Requirement | Take every line from the entries below that includes the word "ymax" and copy it.
Entries provided START
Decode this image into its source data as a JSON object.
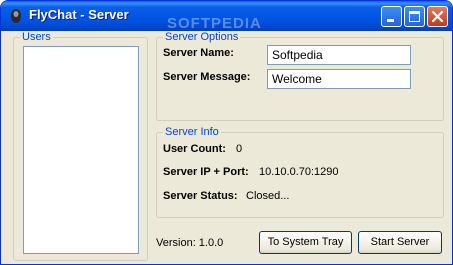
{
  "window": {
    "title": "FlyChat - Server",
    "watermark": "SOFTPEDIA"
  },
  "users": {
    "legend": "Users",
    "items": []
  },
  "server_options": {
    "legend": "Server Options",
    "name_label": "Server Name:",
    "name_value": "Softpedia",
    "message_label": "Server Message:",
    "message_value": "Welcome"
  },
  "server_info": {
    "legend": "Server Info",
    "user_count_label": "User Count:",
    "user_count_value": "0",
    "ip_port_label": "Server IP + Port:",
    "ip_port_value": "10.10.0.70:1290",
    "status_label": "Server Status:",
    "status_value": "Closed..."
  },
  "footer": {
    "version": "Version: 1.0.0",
    "tray_button": "To System Tray",
    "start_button": "Start Server"
  },
  "icons": {
    "app": "flychat-app-icon",
    "minimize": "minimize-icon",
    "maximize": "maximize-icon",
    "close": "close-icon"
  }
}
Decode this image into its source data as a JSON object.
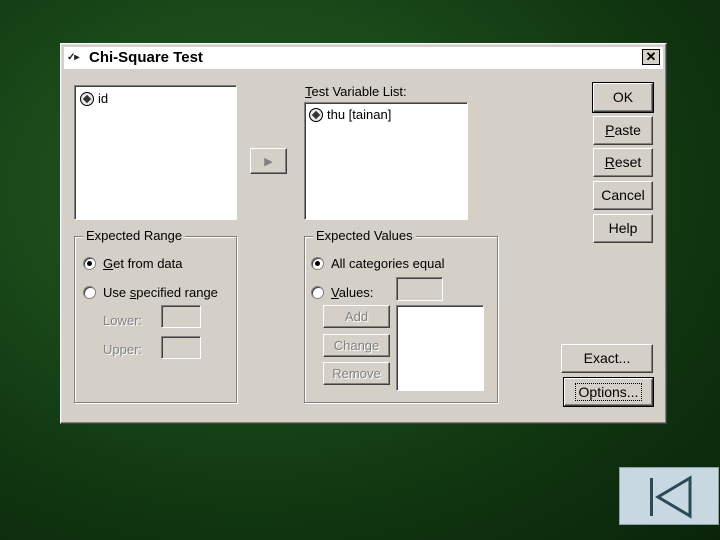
{
  "dialog": {
    "title": "Chi-Square Test",
    "close_glyph": "✕",
    "source_variables": [
      {
        "label": "id",
        "icon": "scale-variable-icon"
      }
    ],
    "test_variable_list_label": "Test Variable List:",
    "test_variables": [
      {
        "label": "thu [tainan]",
        "icon": "scale-variable-icon"
      }
    ],
    "move_arrow": "▶",
    "buttons": {
      "ok": "OK",
      "paste": "Paste",
      "reset": "Reset",
      "cancel": "Cancel",
      "help": "Help",
      "exact": "Exact...",
      "options": "Options..."
    },
    "expected_range": {
      "title": "Expected Range",
      "get_from_data": "Get from data",
      "use_specified_range": "Use specified range",
      "lower": "Lower:",
      "upper": "Upper:",
      "selected": "get_from_data"
    },
    "expected_values": {
      "title": "Expected Values",
      "all_categories_equal": "All categories equal",
      "values": "Values:",
      "add": "Add",
      "change": "Change",
      "remove": "Remove",
      "selected": "all_categories_equal"
    }
  },
  "colors": {
    "background": "#1a4a1a",
    "dialog_face": "#d4d0c8",
    "nav_widget": "#c8d8e0"
  }
}
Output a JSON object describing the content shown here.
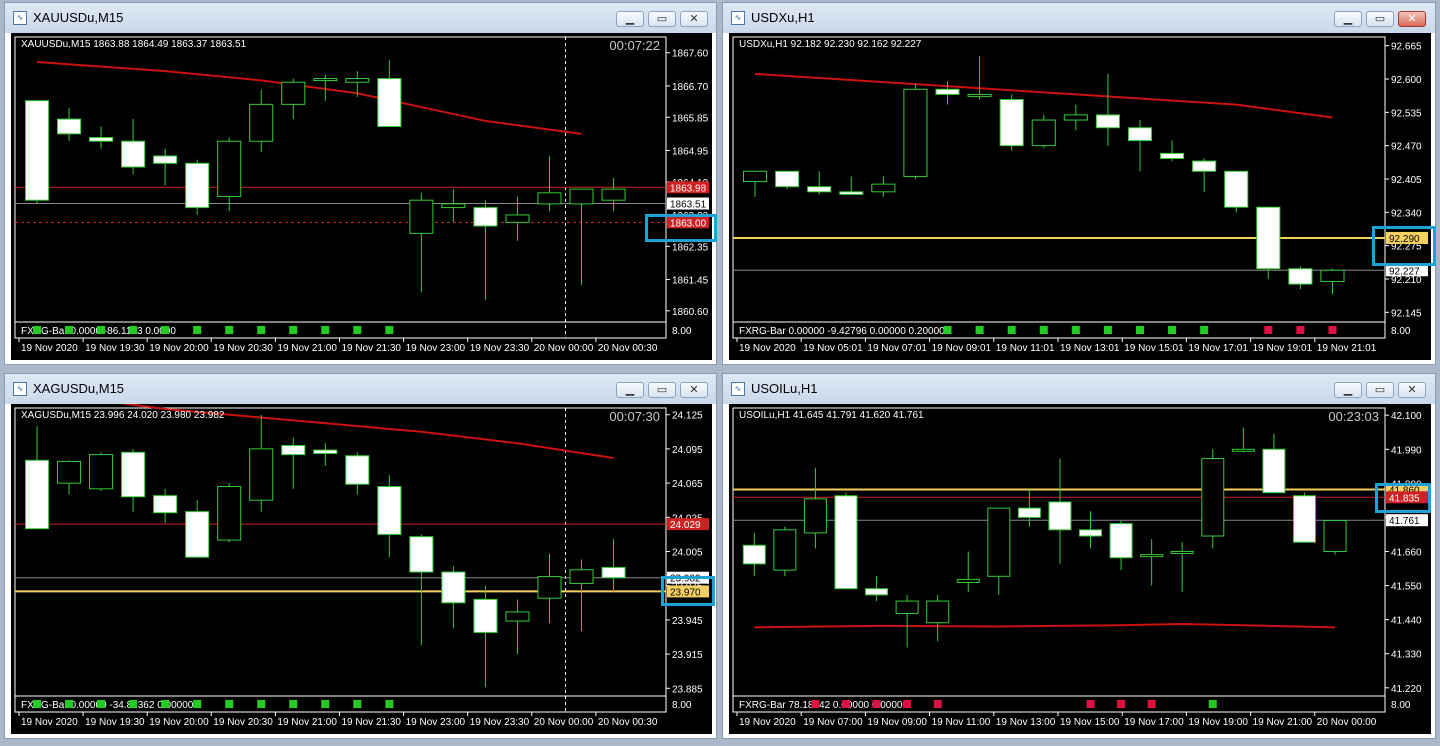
{
  "colors": {
    "background": "#000000",
    "foreground": "#ffffff",
    "grid": "#333333",
    "bull_body": "#000000",
    "bear_body": "#ffffff",
    "candle_outline": "#33cc33",
    "moving_average": "#cc1111",
    "bid_line": "#888888",
    "level_red": "#cc2222",
    "level_yellow": "#f5d060",
    "green_box": "#22cc22",
    "red_box": "#dd1144"
  },
  "windows": [
    {
      "title": "XAUUSDu,M15",
      "header": "XAUUSDu,M15  1863.88 1864.49 1863.37 1863.51",
      "timer": "00:07:22",
      "ymin": 1860.35,
      "ymax": 1868.0,
      "yticks": [
        "1867.60",
        "1866.70",
        "1865.85",
        "1864.95",
        "1864.10",
        "1863.20",
        "1862.35",
        "1861.45",
        "1860.60"
      ],
      "xlabels": [
        "19 Nov 2020",
        "19 Nov 19:30",
        "19 Nov 20:00",
        "19 Nov 20:30",
        "19 Nov 21:00",
        "19 Nov 21:30",
        "19 Nov 23:00",
        "19 Nov 23:30",
        "20 Nov 00:00",
        "20 Nov 00:30"
      ],
      "sep_index": 16,
      "candles": [
        [
          1866.3,
          1866.3,
          1863.5,
          1863.6
        ],
        [
          1865.8,
          1866.1,
          1865.2,
          1865.4
        ],
        [
          1865.3,
          1865.6,
          1865.0,
          1865.2
        ],
        [
          1865.2,
          1865.8,
          1864.3,
          1864.5
        ],
        [
          1864.8,
          1865.0,
          1864.0,
          1864.6
        ],
        [
          1864.6,
          1864.7,
          1863.2,
          1863.4
        ],
        [
          1863.7,
          1865.3,
          1863.3,
          1865.2
        ],
        [
          1865.2,
          1866.6,
          1864.9,
          1866.2
        ],
        [
          1866.2,
          1866.9,
          1865.8,
          1866.8
        ],
        [
          1866.9,
          1867.0,
          1866.3,
          1866.9
        ],
        [
          1866.8,
          1867.1,
          1866.4,
          1866.9
        ],
        [
          1866.9,
          1867.4,
          1865.7,
          1865.6
        ],
        [
          1862.7,
          1863.8,
          1861.1,
          1863.6
        ],
        [
          1863.4,
          1863.9,
          1863.0,
          1863.5
        ],
        [
          1863.4,
          1863.6,
          1860.9,
          1862.9
        ],
        [
          1863.0,
          1863.7,
          1862.5,
          1863.2
        ],
        [
          1863.5,
          1864.8,
          1863.3,
          1863.8
        ],
        [
          1863.5,
          1863.9,
          1861.3,
          1863.9
        ],
        [
          1863.6,
          1864.2,
          1863.3,
          1863.9
        ]
      ],
      "ma": [
        [
          0,
          1867.35
        ],
        [
          4,
          1867.1
        ],
        [
          7,
          1866.85
        ],
        [
          10,
          1866.5
        ],
        [
          14,
          1865.75
        ],
        [
          17,
          1865.4
        ]
      ],
      "levels": [
        {
          "value": 1863.95,
          "color": "red",
          "style": "solid",
          "label": "1863.98",
          "label_fill": "red"
        },
        {
          "value": 1863.51,
          "color": "gray",
          "style": "solid",
          "label": "1863.51",
          "label_fill": "white"
        },
        {
          "value": 1863.0,
          "color": "red",
          "style": "dashed",
          "label": "1863.00",
          "label_fill": "red"
        }
      ],
      "indicator_label": "FXRG-Bar 0.0000 -86.1133 0.0000",
      "indicator_top": "8.00",
      "boxes": [
        [
          "green",
          0
        ],
        [
          "green",
          1
        ],
        [
          "green",
          2
        ],
        [
          "green",
          3
        ],
        [
          "green",
          4
        ],
        [
          "green",
          5
        ],
        [
          "green",
          6
        ],
        [
          "green",
          7
        ],
        [
          "green",
          8
        ],
        [
          "green",
          9
        ],
        [
          "green",
          10
        ],
        [
          "green",
          11
        ]
      ],
      "highlight": "1863.00"
    },
    {
      "title": "USDXu,H1",
      "header": "USDXu,H1  92.182 92.230 92.162 92.227",
      "timer": "",
      "ymin": 92.13,
      "ymax": 92.68,
      "yticks": [
        "92.665",
        "92.600",
        "92.535",
        "92.470",
        "92.405",
        "92.340",
        "92.275",
        "92.210",
        "92.145"
      ],
      "xlabels": [
        "19 Nov 2020",
        "19 Nov 05:01",
        "19 Nov 07:01",
        "19 Nov 09:01",
        "19 Nov 11:01",
        "19 Nov 13:01",
        "19 Nov 15:01",
        "19 Nov 17:01",
        "19 Nov 19:01",
        "19 Nov 21:01"
      ],
      "sep_index": -1,
      "candles": [
        [
          92.4,
          92.42,
          92.37,
          92.42
        ],
        [
          92.42,
          92.42,
          92.385,
          92.39
        ],
        [
          92.39,
          92.42,
          92.375,
          92.38
        ],
        [
          92.38,
          92.41,
          92.375,
          92.375
        ],
        [
          92.38,
          92.41,
          92.37,
          92.395
        ],
        [
          92.41,
          92.59,
          92.405,
          92.58
        ],
        [
          92.58,
          92.595,
          92.55,
          92.57
        ],
        [
          92.57,
          92.645,
          92.56,
          92.57
        ],
        [
          92.56,
          92.57,
          92.46,
          92.47
        ],
        [
          92.47,
          92.53,
          92.465,
          92.52
        ],
        [
          92.52,
          92.55,
          92.5,
          92.53
        ],
        [
          92.53,
          92.61,
          92.47,
          92.505
        ],
        [
          92.505,
          92.52,
          92.42,
          92.48
        ],
        [
          92.455,
          92.48,
          92.44,
          92.445
        ],
        [
          92.44,
          92.445,
          92.38,
          92.42
        ],
        [
          92.42,
          92.42,
          92.34,
          92.35
        ],
        [
          92.35,
          92.35,
          92.21,
          92.23
        ],
        [
          92.23,
          92.235,
          92.19,
          92.2
        ],
        [
          92.205,
          92.23,
          92.18,
          92.227
        ]
      ],
      "ma": [
        [
          0,
          92.61
        ],
        [
          5,
          92.59
        ],
        [
          10,
          92.57
        ],
        [
          15,
          92.55
        ],
        [
          18,
          92.525
        ]
      ],
      "levels": [
        {
          "value": 92.29,
          "color": "yellow",
          "style": "solid",
          "label": "92.290",
          "label_fill": "yellow"
        },
        {
          "value": 92.227,
          "color": "gray",
          "style": "solid",
          "label": "92.227",
          "label_fill": "white"
        }
      ],
      "indicator_label": "FXRG-Bar 0.00000 -9.42796 0.00000 0.20000",
      "indicator_top": "8.00",
      "boxes": [
        [
          "green",
          6
        ],
        [
          "green",
          7
        ],
        [
          "green",
          8
        ],
        [
          "green",
          9
        ],
        [
          "green",
          10
        ],
        [
          "green",
          11
        ],
        [
          "green",
          12
        ],
        [
          "green",
          13
        ],
        [
          "green",
          14
        ],
        [
          "red",
          16
        ],
        [
          "red",
          17
        ],
        [
          "red",
          18
        ]
      ],
      "highlight": "92.290"
    },
    {
      "title": "XAGUSDu,M15",
      "header": "XAGUSDu,M15  23.996 24.020 23.980 23.982",
      "timer": "00:07:30",
      "ymin": 23.88,
      "ymax": 24.13,
      "yticks": [
        "24.125",
        "24.095",
        "24.065",
        "24.035",
        "24.005",
        "23.975",
        "23.945",
        "23.915",
        "23.885"
      ],
      "xlabels": [
        "19 Nov 2020",
        "19 Nov 19:30",
        "19 Nov 20:00",
        "19 Nov 20:30",
        "19 Nov 21:00",
        "19 Nov 21:30",
        "19 Nov 23:00",
        "19 Nov 23:30",
        "20 Nov 00:00",
        "20 Nov 00:30"
      ],
      "sep_index": 16,
      "candles": [
        [
          24.085,
          24.115,
          24.025,
          24.025
        ],
        [
          24.065,
          24.085,
          24.055,
          24.084
        ],
        [
          24.06,
          24.092,
          24.058,
          24.09
        ],
        [
          24.092,
          24.095,
          24.04,
          24.053
        ],
        [
          24.054,
          24.06,
          24.03,
          24.039
        ],
        [
          24.04,
          24.05,
          24.0,
          24.0
        ],
        [
          24.015,
          24.065,
          24.013,
          24.062
        ],
        [
          24.05,
          24.125,
          24.04,
          24.095
        ],
        [
          24.098,
          24.105,
          24.06,
          24.09
        ],
        [
          24.094,
          24.1,
          24.08,
          24.091
        ],
        [
          24.089,
          24.092,
          24.055,
          24.064
        ],
        [
          24.062,
          24.072,
          24.0,
          24.02
        ],
        [
          24.018,
          24.02,
          23.923,
          23.987
        ],
        [
          23.987,
          23.992,
          23.938,
          23.96
        ],
        [
          23.963,
          23.975,
          23.886,
          23.934
        ],
        [
          23.944,
          23.963,
          23.915,
          23.952
        ],
        [
          23.964,
          24.003,
          23.942,
          23.983
        ],
        [
          23.977,
          23.998,
          23.935,
          23.989
        ],
        [
          23.991,
          24.016,
          23.97,
          23.982
        ]
      ],
      "ma": [
        [
          0,
          24.145
        ],
        [
          4,
          24.13
        ],
        [
          8,
          24.12
        ],
        [
          12,
          24.11
        ],
        [
          15,
          24.1
        ],
        [
          18,
          24.087
        ]
      ],
      "levels": [
        {
          "value": 24.029,
          "color": "red",
          "style": "solid",
          "label": "24.029",
          "label_fill": "red"
        },
        {
          "value": 23.982,
          "color": "gray",
          "style": "solid",
          "label": "23.982",
          "label_fill": "white"
        },
        {
          "value": 23.97,
          "color": "yellow",
          "style": "solid",
          "label": "23.970",
          "label_fill": "yellow"
        }
      ],
      "indicator_label": "FXRG-Bar 0.00000 -34.81362 0.00000",
      "indicator_top": "8.00",
      "boxes": [
        [
          "green",
          0
        ],
        [
          "green",
          1
        ],
        [
          "green",
          2
        ],
        [
          "green",
          3
        ],
        [
          "green",
          4
        ],
        [
          "green",
          5
        ],
        [
          "green",
          6
        ],
        [
          "green",
          7
        ],
        [
          "green",
          8
        ],
        [
          "green",
          9
        ],
        [
          "green",
          10
        ],
        [
          "green",
          11
        ]
      ],
      "highlight": "23.970"
    },
    {
      "title": "USOILu,H1",
      "header": "USOILu,H1  41.645 41.791 41.620 41.761",
      "timer": "00:23:03",
      "ymin": 41.2,
      "ymax": 42.12,
      "yticks": [
        "42.100",
        "41.990",
        "41.880",
        "41.770",
        "41.660",
        "41.550",
        "41.440",
        "41.330",
        "41.220"
      ],
      "xlabels": [
        "19 Nov 2020",
        "19 Nov 07:00",
        "19 Nov 09:00",
        "19 Nov 11:00",
        "19 Nov 13:00",
        "19 Nov 15:00",
        "19 Nov 17:00",
        "19 Nov 19:00",
        "19 Nov 21:00",
        "20 Nov 00:00"
      ],
      "sep_index": -1,
      "candles": [
        [
          41.68,
          41.72,
          41.58,
          41.62
        ],
        [
          41.6,
          41.74,
          41.58,
          41.73
        ],
        [
          41.72,
          41.93,
          41.67,
          41.83
        ],
        [
          41.84,
          41.85,
          41.54,
          41.54
        ],
        [
          41.54,
          41.58,
          41.5,
          41.52
        ],
        [
          41.46,
          41.52,
          41.35,
          41.5
        ],
        [
          41.43,
          41.52,
          41.37,
          41.5
        ],
        [
          41.56,
          41.66,
          41.53,
          41.57
        ],
        [
          41.58,
          41.79,
          41.52,
          41.8
        ],
        [
          41.8,
          41.86,
          41.74,
          41.77
        ],
        [
          41.82,
          41.96,
          41.62,
          41.73
        ],
        [
          41.73,
          41.79,
          41.67,
          41.71
        ],
        [
          41.75,
          41.76,
          41.6,
          41.64
        ],
        [
          41.65,
          41.7,
          41.55,
          41.65
        ],
        [
          41.66,
          41.69,
          41.53,
          41.66
        ],
        [
          41.71,
          41.99,
          41.67,
          41.96
        ],
        [
          41.99,
          42.06,
          41.98,
          41.99
        ],
        [
          41.99,
          42.04,
          41.85,
          41.85
        ],
        [
          41.84,
          41.85,
          41.71,
          41.69
        ],
        [
          41.66,
          41.76,
          41.65,
          41.76
        ]
      ],
      "ma": [
        [
          0,
          41.415
        ],
        [
          4,
          41.42
        ],
        [
          8,
          41.418
        ],
        [
          12,
          41.422
        ],
        [
          14,
          41.426
        ],
        [
          16,
          41.422
        ],
        [
          19,
          41.415
        ]
      ],
      "levels": [
        {
          "value": 41.86,
          "color": "yellow",
          "style": "solid",
          "label": "41.860",
          "label_fill": "yellow"
        },
        {
          "value": 41.835,
          "color": "red",
          "style": "solid",
          "label": "41.835",
          "label_fill": "red"
        },
        {
          "value": 41.761,
          "color": "gray",
          "style": "solid",
          "label": "41.761",
          "label_fill": "white"
        }
      ],
      "indicator_label": "FXRG-Bar 78.18542 0.00000 0.00000",
      "indicator_top": "8.00",
      "boxes": [
        [
          "red",
          2
        ],
        [
          "red",
          3
        ],
        [
          "red",
          4
        ],
        [
          "red",
          5
        ],
        [
          "red",
          6
        ],
        [
          "red",
          11
        ],
        [
          "red",
          12
        ],
        [
          "red",
          13
        ],
        [
          "green",
          15
        ]
      ],
      "highlight": "41.860"
    }
  ]
}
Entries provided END
Exercise solution |
      "ymax": 1868.0,
      "ymax": 92.68,
      "ymax": 24.13,
      "ymax": 42.12,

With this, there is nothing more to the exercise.